▶ Work item: Return, from the data that follows, each line that holds the word "description".

** Entries supplied follows **

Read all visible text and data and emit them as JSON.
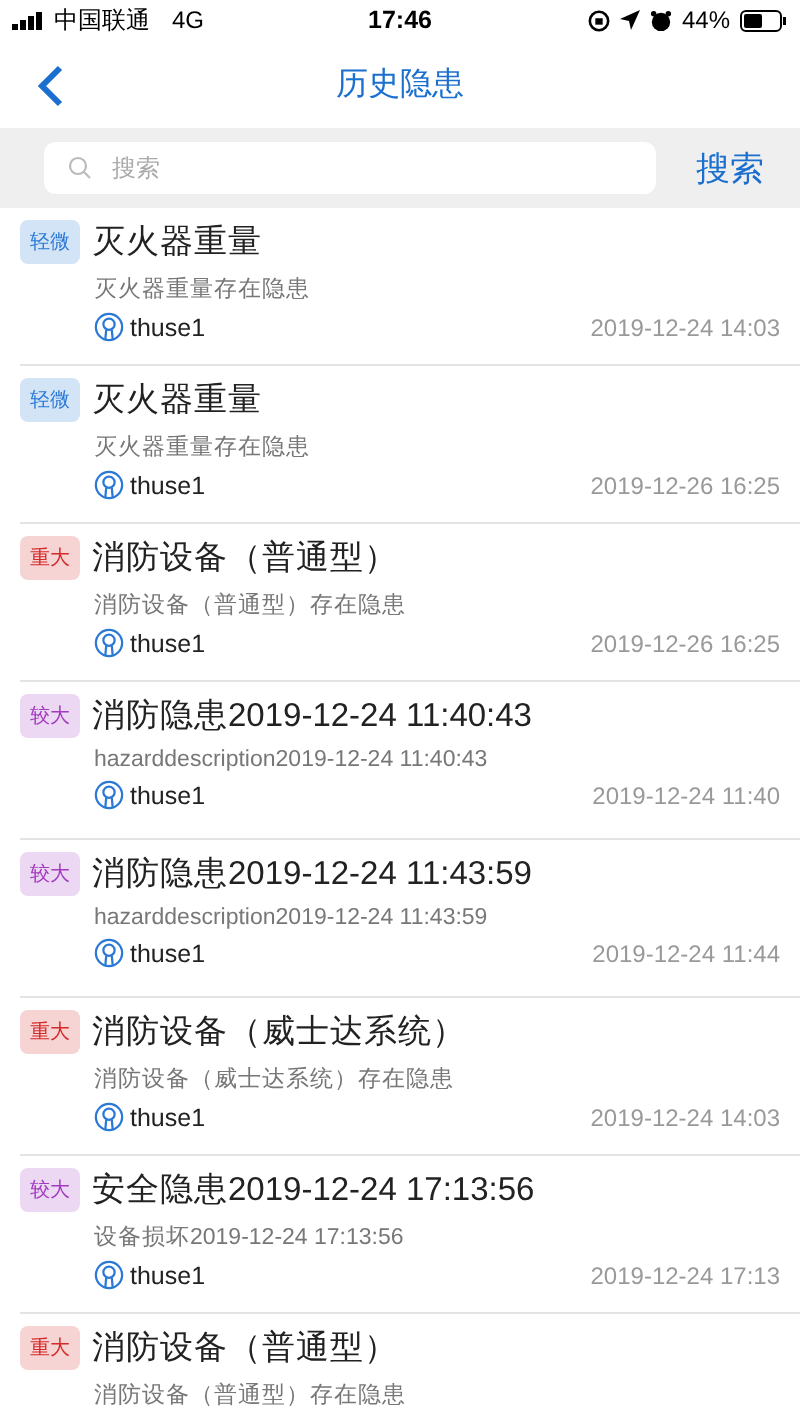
{
  "status_bar": {
    "carrier": "中国联通",
    "network": "4G",
    "time": "17:46",
    "battery": "44%"
  },
  "nav": {
    "title": "历史隐患"
  },
  "search": {
    "placeholder": "搜索",
    "button": "搜索"
  },
  "items": [
    {
      "color": "#2a79d6",
      "tag": "轻微",
      "title": "灭火器重量",
      "description": "灭火器重量存在隐患",
      "user": "thuse1",
      "time": "2019-12-24 14:03"
    },
    {
      "color": "#2a79d6",
      "tag": "轻微",
      "title": "灭火器重量",
      "description": "灭火器重量存在隐患",
      "user": "thuse1",
      "time": "2019-12-26 16:25"
    },
    {
      "color": "#d42a2a",
      "tag": "重大",
      "title": "消防设备（普通型）",
      "description": "消防设备（普通型）存在隐患",
      "user": "thuse1",
      "time": "2019-12-26 16:25"
    },
    {
      "color": "#a23bc0",
      "tag": "较大",
      "title": "消防隐患2019-12-24 11:40:43",
      "description": "hazarddescription2019-12-24 11:40:43",
      "user": "thuse1",
      "time": "2019-12-24 11:40"
    },
    {
      "color": "#a23bc0",
      "tag": "较大",
      "title": "消防隐患2019-12-24 11:43:59",
      "description": "hazarddescription2019-12-24 11:43:59",
      "user": "thuse1",
      "time": "2019-12-24 11:44"
    },
    {
      "color": "#d42a2a",
      "tag": "重大",
      "title": "消防设备（威士达系统）",
      "description": "消防设备（威士达系统）存在隐患",
      "user": "thuse1",
      "time": "2019-12-24 14:03"
    },
    {
      "color": "#a23bc0",
      "tag": "较大",
      "title": "安全隐患2019-12-24 17:13:56",
      "description": "设备损坏2019-12-24 17:13:56",
      "user": "thuse1",
      "time": "2019-12-24 17:13"
    },
    {
      "color": "#d42a2a",
      "tag": "重大",
      "title": "消防设备（普通型）",
      "description": "消防设备（普通型）存在隐患"
    }
  ]
}
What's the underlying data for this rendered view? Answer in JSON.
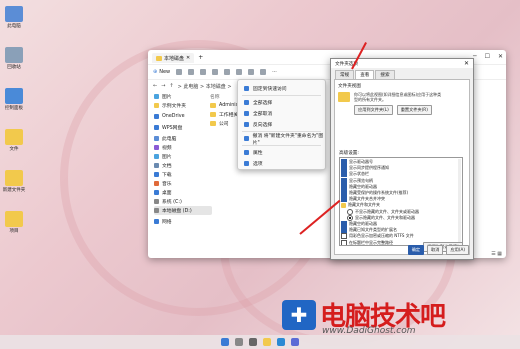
{
  "desktop": {
    "icons": [
      {
        "label": "此电脑",
        "color": "#5b8dd6"
      },
      {
        "label": "回收站",
        "color": "#8aa0b8"
      },
      {
        "label": "控制面板",
        "color": "#4a8ad8"
      },
      {
        "label": "文件",
        "color": "#f2c94c"
      },
      {
        "label": "新建文件夹",
        "color": "#f2c94c"
      },
      {
        "label": "项目",
        "color": "#f2c94c"
      }
    ]
  },
  "explorer": {
    "tab_label": "本地磁盘",
    "new_label": "New",
    "address": "> 此电脑 > 本地磁盘 >",
    "sidebar": [
      {
        "label": "图片",
        "icon": "pictures-icon",
        "color": "#4aa3df"
      },
      {
        "label": "示例文件夹",
        "icon": "folder-icon",
        "color": "#f2c94c"
      },
      {
        "label": "OneDrive",
        "icon": "cloud-icon",
        "color": "#3a7bd5"
      },
      {
        "label": "WPS网盘",
        "icon": "cloud-icon",
        "color": "#3a7bd5"
      },
      {
        "label": "此电脑",
        "icon": "computer-icon",
        "color": "#5b8dd6"
      },
      {
        "label": "视频",
        "icon": "video-icon",
        "color": "#8a5bd6"
      },
      {
        "label": "图片",
        "icon": "pictures-icon",
        "color": "#4aa3df"
      },
      {
        "label": "文档",
        "icon": "document-icon",
        "color": "#6a8ab0"
      },
      {
        "label": "下载",
        "icon": "download-icon",
        "color": "#3a7bd5"
      },
      {
        "label": "音乐",
        "icon": "music-icon",
        "color": "#e06a3a"
      },
      {
        "label": "桌面",
        "icon": "desktop-icon",
        "color": "#3a7bd5"
      },
      {
        "label": "系统 (C:)",
        "icon": "drive-icon",
        "color": "#888888"
      },
      {
        "label": "本地磁盘 (D:)",
        "icon": "drive-icon",
        "color": "#888888"
      },
      {
        "label": "网络",
        "icon": "network-icon",
        "color": "#3a7bd5"
      }
    ],
    "files_header": "名称",
    "files": [
      "Administrator",
      "工作相关",
      "公司"
    ]
  },
  "context_menu": {
    "items": [
      "固定到快速访问",
      "全部选择",
      "全部取消",
      "反向选择",
      "撤消 将\"新建文件夹\"重命名为\"图片\"",
      "属性",
      "选项"
    ]
  },
  "folder_options": {
    "title": "文件夹选项",
    "tabs": [
      "常规",
      "查看",
      "搜索"
    ],
    "folder_views_label": "文件夹视图",
    "folder_views_text": "你可以将此视图(如详细信息或图标)应用于这种类型的所有文件夹。",
    "apply_folders": "应用到文件夹(L)",
    "reset_folders": "重置文件夹(R)",
    "advanced_label": "高级设置:",
    "advanced": [
      {
        "kind": "cb",
        "on": true,
        "label": "显示驱动器号"
      },
      {
        "kind": "cb",
        "on": true,
        "label": "显示同步提供程序通知"
      },
      {
        "kind": "cb",
        "on": true,
        "label": "显示状态栏"
      },
      {
        "kind": "cb",
        "on": true,
        "label": "显示预览句柄"
      },
      {
        "kind": "cb",
        "on": true,
        "label": "隐藏空的驱动器"
      },
      {
        "kind": "cb",
        "on": true,
        "label": "隐藏受保护的操作系统文件(推荐)"
      },
      {
        "kind": "cb",
        "on": true,
        "label": "隐藏文件夹合并冲突"
      },
      {
        "kind": "grp",
        "on": false,
        "label": "隐藏文件和文件夹"
      },
      {
        "kind": "rd",
        "on": false,
        "label": "不显示隐藏的文件、文件夹或驱动器"
      },
      {
        "kind": "rd",
        "on": true,
        "label": "显示隐藏的文件、文件夹和驱动器"
      },
      {
        "kind": "cb",
        "on": true,
        "label": "隐藏空的驱动器"
      },
      {
        "kind": "cb",
        "on": true,
        "label": "隐藏已知文件类型的扩展名"
      },
      {
        "kind": "cb",
        "on": false,
        "label": "用彩色显示加密或压缩的 NTFS 文件"
      },
      {
        "kind": "cb",
        "on": false,
        "label": "在标题栏中显示完整路径"
      },
      {
        "kind": "cb",
        "on": false,
        "label": "在单独的进程中打开文件夹窗口"
      }
    ],
    "restore_defaults": "还原为默认值(D)",
    "ok": "确定",
    "cancel": "取消",
    "apply": "应用(A)"
  },
  "watermark": {
    "cn": "电脑技术吧",
    "en": "www.DadiGhost.com"
  }
}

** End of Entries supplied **

▶ Exercise answer:
      "description": "灭火器重量存在隐患",
      "description": "灭火器重量存在隐患",
      "description": "消防设备（普通型）存在隐患",
      "description": "hazarddescription2019-12-24 11:40:43",
      "description": "hazarddescription2019-12-24 11:43:59",
      "description": "消防设备（威士达系统）存在隐患",
      "description": "设备损坏2019-12-24 17:13:56",
      "description": "消防设备（普通型）存在隐患"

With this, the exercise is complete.